A team of biologists and engineers have evolved their micro-scale 3D printing technology to add a fourth dimension: time. Inspired by natural structures like plants, which shift shape in response to environmental stimuli, the Harvard University team has unveiled 4D-printed hydrogel composite structures that change in the presence of water.
The orchid-shaped structure is printed with a hydrogel composite ink containing aligned cellulose fibrils, which enable anisotropic swelling. A mathematical model predicts the precise shape transformations in advance.
“This work represents an elegant advance in programmable materials assembly, made possible by a multidisciplinary approach,” said Jennifer Lewis, senior author on the new study. “We have now gone beyond integrating form and function to create transformable architectures.”
In nature, the tissue composition and microstructures of flowers and plants allow environmental changes, like tendrils, leaves and flowers folding and unfolding in response to wind, light and sun.

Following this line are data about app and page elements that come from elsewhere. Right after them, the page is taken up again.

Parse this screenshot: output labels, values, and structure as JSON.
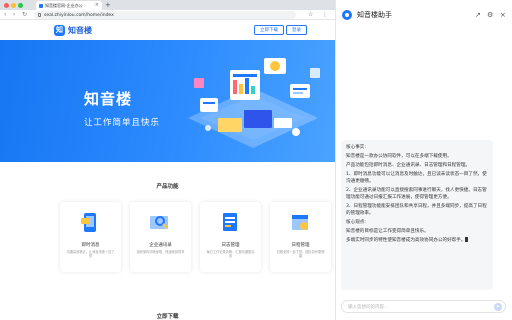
{
  "browser": {
    "tab_title": "知音楼官网-企业办公",
    "tab_close": "×",
    "new_tab": "+",
    "address": "seal.zhiyinlou.com/home/index",
    "back": "‹",
    "forward": "›",
    "reload": "↻",
    "star": "☆",
    "menu": "⋮"
  },
  "site": {
    "logo_mark": "知",
    "logo": "知音楼",
    "download_btn": "立即下载",
    "login_btn": "登录",
    "hero_title": "知音楼",
    "hero_subtitle": "让工作简单且快乐",
    "products_title": "产品功能",
    "cards": [
      {
        "title": "即时消息",
        "desc": "沟通高效畅达，让消息传递一目了然"
      },
      {
        "title": "企业通讯录",
        "desc": "组织架构清晰呈现，快速找到同事"
      },
      {
        "title": "日志管理",
        "desc": "每日工作记录清晰，汇报沟通更高效"
      },
      {
        "title": "日程管理",
        "desc": "日程安排一目了然，团队协作更便捷"
      }
    ],
    "download_title": "立即下载"
  },
  "assistant": {
    "title": "知音楼助手",
    "share_icon": "↗",
    "settings_icon": "⚙",
    "close_icon": "×",
    "message": [
      "核心事实:",
      "知音楼是一款办公协同软件，可以在多端下载使用。",
      "产品功能包括即时消息、企业通讯录、日志管理和日程管理。",
      "1、即时消息功能可以让消息及时触达，且已读未读状态一目了然，使沟通更顺畅。",
      "2、企业通讯录功能可以直接搜索同事进行聊天，找人更快捷。日志管理功能可通过日报汇报工作进展，使得管理更方便。",
      "3、日程管理功能能安排团队和共享日程，并且多端同步，提高了日程的管理效率。",
      "核心观点:",
      "知音楼的目标是让工作变得简单且快乐。",
      "多端实时同步的特性使知音楼成为高效协同办公的好帮手。"
    ],
    "input_placeholder": "输入您想问的内容...",
    "send_icon": "➤"
  },
  "colors": {
    "brand": "#1e78ff",
    "hero_start": "#1676f3",
    "hero_end": "#4aa3ff"
  }
}
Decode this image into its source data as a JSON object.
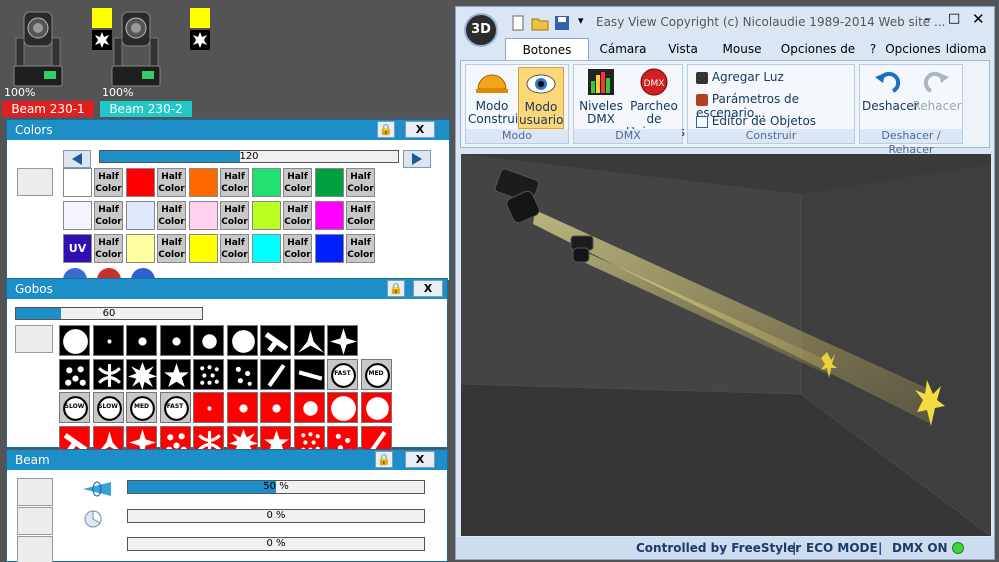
{
  "fixtures": [
    {
      "percent": "100%",
      "name": "Beam 230-1",
      "name_bg": "#e02020"
    },
    {
      "percent": "100%",
      "name": "Beam 230-2",
      "name_bg": "#20c8c8"
    }
  ],
  "colors_panel": {
    "title": "Colors",
    "lock_icon": "lock-icon",
    "close_label": "X",
    "slider_value": "120",
    "slider_fraction": 0.47,
    "uv_label": "UV",
    "half_label_line1": "Half",
    "half_label_line2": "Color",
    "swatches": {
      "row1": [
        "#ffffff",
        "#ff0000",
        "#ff6a00",
        "#22e070",
        "#00a040"
      ],
      "row2": [
        "#f4f4ff",
        "#dde8ff",
        "#ffd0f0",
        "#bbff22",
        "#ff00ff"
      ],
      "row3": [
        "#3010b0",
        "#ffffa0",
        "#ffff00",
        "#00ffff",
        "#0020ff"
      ]
    }
  },
  "gobos_panel": {
    "title": "Gobos",
    "close_label": "X",
    "slider_value": "60",
    "slider_fraction": 0.24,
    "speed_labels": [
      "FAST",
      "MED",
      "SLOW",
      "SLOW",
      "MED",
      "FAST"
    ]
  },
  "beam_panel": {
    "title": "Beam",
    "close_label": "X",
    "bars": [
      {
        "value": "50 %",
        "fraction": 0.5
      },
      {
        "value": "0 %",
        "fraction": 0
      },
      {
        "value": "0 %",
        "fraction": 0
      }
    ]
  },
  "app": {
    "logo_label": "3D",
    "title": "Easy View   Copyright (c) Nicolaudie 1989-2014   Web site ...",
    "tabs": [
      "Botones están",
      "Cámara",
      "Vista",
      "Mouse",
      "Opciones de re",
      "?",
      "Opciones",
      "Idioma"
    ],
    "groups": {
      "modo": {
        "caption": "Modo",
        "btn1": [
          "Modo",
          "Construir"
        ],
        "btn2": [
          "Modo",
          "usuario"
        ]
      },
      "dmx": {
        "caption": "DMX",
        "btn1": [
          "Niveles",
          "DMX"
        ],
        "btn2": [
          "Parcheo de",
          "Universos"
        ]
      },
      "construir": {
        "caption": "Construir",
        "items": [
          "Agregar Luz",
          "Parámetros de escenario...",
          "Editor de Objetos simples"
        ]
      },
      "undo": {
        "caption": "Deshacer / Rehacer",
        "undo": "Deshacer",
        "redo": "Rehacer"
      }
    },
    "status": {
      "controlled": "Controlled by FreeStyler",
      "eco": "ECO MODE",
      "dmx": "DMX ON",
      "sep": "|"
    }
  }
}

These 4D-printed forms use similar processes, aligning elements during printing to facilitate stiffness and flexibility.
The new method opens up new potential applications for 4D printing technology, including smart textiles, soft electronics, biomedical devices, and tissue engineering.
“Using one composite ink printed in a single step, we can achieve shape-changing hydrogel geometries containing more complexity than any other technique, and we can do so simply by modifying the print path,” said Gladman. “What’s more, we can interchange different materials to tune for properties such as conductivity or biocompatibility.”